Inside, Plus One's all sweaty bodies and smoke -- ASU chicks too hip for spring break at Rocky Point, arty dropouts, and skinny white boys. Well, save for one 300-pound two-stepper in his Phat Farm lace-ups, natch. Jett's off shutterbuggin', and I'm suckin' on my third C-n-C when I bump into this handsome dood with a corpse-like complexion, jet-black hair and a Hitler forelock curving over his brow. Name's Tristan, and no he's not kickin' it with Isolde, but rather his lady Riana, a thin pale-skinned beauty with Egyptian eyes and raven tresses. I tell him he looks like Gary Numan, but Tristan's never heard of the '80s New Wave artist.
"He did that song 'Cars,'" I tell him. "Google him. You could be his twin."
"I know he who he is," Riana relates. "I did Tristan's hair tonight. That's kinda what I was going for."
"So what's your story, mornin' glory?" I inquire.
"I'm the singer in a band called Edison Gem," she replies. "We just did three shows in New York, and got booked back there again in June for three more. It's a two-person band. We're on MySpace, if you wanna check us out."

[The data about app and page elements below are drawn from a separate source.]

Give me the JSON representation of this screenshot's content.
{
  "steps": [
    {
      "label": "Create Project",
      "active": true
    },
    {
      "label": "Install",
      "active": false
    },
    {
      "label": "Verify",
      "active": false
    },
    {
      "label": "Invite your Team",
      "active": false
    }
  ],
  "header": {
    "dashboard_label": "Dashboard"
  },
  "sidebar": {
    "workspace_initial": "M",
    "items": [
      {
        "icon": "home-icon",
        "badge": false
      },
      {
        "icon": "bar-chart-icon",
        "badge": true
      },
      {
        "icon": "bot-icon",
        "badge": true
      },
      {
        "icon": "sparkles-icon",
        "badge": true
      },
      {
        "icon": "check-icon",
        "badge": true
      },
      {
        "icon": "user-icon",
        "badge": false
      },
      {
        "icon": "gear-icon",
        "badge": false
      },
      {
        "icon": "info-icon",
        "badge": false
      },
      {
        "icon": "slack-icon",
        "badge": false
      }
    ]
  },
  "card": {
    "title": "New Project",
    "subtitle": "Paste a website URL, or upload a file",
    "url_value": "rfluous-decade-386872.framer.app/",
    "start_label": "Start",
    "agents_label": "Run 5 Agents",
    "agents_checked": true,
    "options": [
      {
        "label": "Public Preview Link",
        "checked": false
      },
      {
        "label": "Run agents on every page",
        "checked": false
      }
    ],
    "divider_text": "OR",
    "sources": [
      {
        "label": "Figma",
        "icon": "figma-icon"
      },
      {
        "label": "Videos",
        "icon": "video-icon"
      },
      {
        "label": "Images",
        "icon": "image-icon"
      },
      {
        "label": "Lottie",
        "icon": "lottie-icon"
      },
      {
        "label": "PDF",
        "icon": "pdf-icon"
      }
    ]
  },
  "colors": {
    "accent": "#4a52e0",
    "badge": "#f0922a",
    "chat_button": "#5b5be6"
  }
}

"Edison Gem, huh? Unique name for a band," I comment.
"Yeah, that was like one of the first phonographic record players," she informs me.
Now both Tristan and I have something to Google when we get home, I think to myself.
There be plenty of femmes in circulation ce soir, and quite a few of them nibblin' on each other, though I think that has more to do with the paucity of males present. Don't see Jett anywhere. I'll bet a year's supply of Jägermeister that skank's tongue-wrestling with some hottie in a dark corner. As there are four DJs on tap this eve, I won't to try to parse out who dropped what, but needless to say, the sounds are eclectic, and motion-provokin': both The Jackson Five, and Michael Jackson solo; Joy Division; Rick James; Prince's "Erotic City"; "Come on Eileen" by Dexy's Midnight Runners; Toto's "Africa"; Pat Benetar's "Heartbreaker"; Biggie Smalls; ODB; Ray Charles; and on and on. Damn if that dance floor didn't stay bangin' 'til the bitter end, no matter what was flowin' from the sound system.
When the J-Unit finally returns the digital camera, I'm deep in confabulation with two booful brainiacs Beth and Caty about surrealist art, Francis Bacon, Wyndham Lewis, and how Dali was a total art whore. Jett's lipstick is smeared and she's drunk off love, if not more illicit substances.
"Kreme, I need to go, I feel kinda sleepy," she yawns.
I click through the pics. "Good enough, Miss Priss. Whatever would I do without you?"
"Sit at home eatin' candy bars in your bloomers, I guess," she jibes, annoyed. "I'm the one with game, remember? Christ, maybe Ishould write the column."
"When they start taking monosyllabic copy written in crayon, I'll let you know," I snipe back at her. "Thankfully, Jett, in this line of work, you're a little something I like to call, 'job security.' One of the two or three reasons I keep your ass around."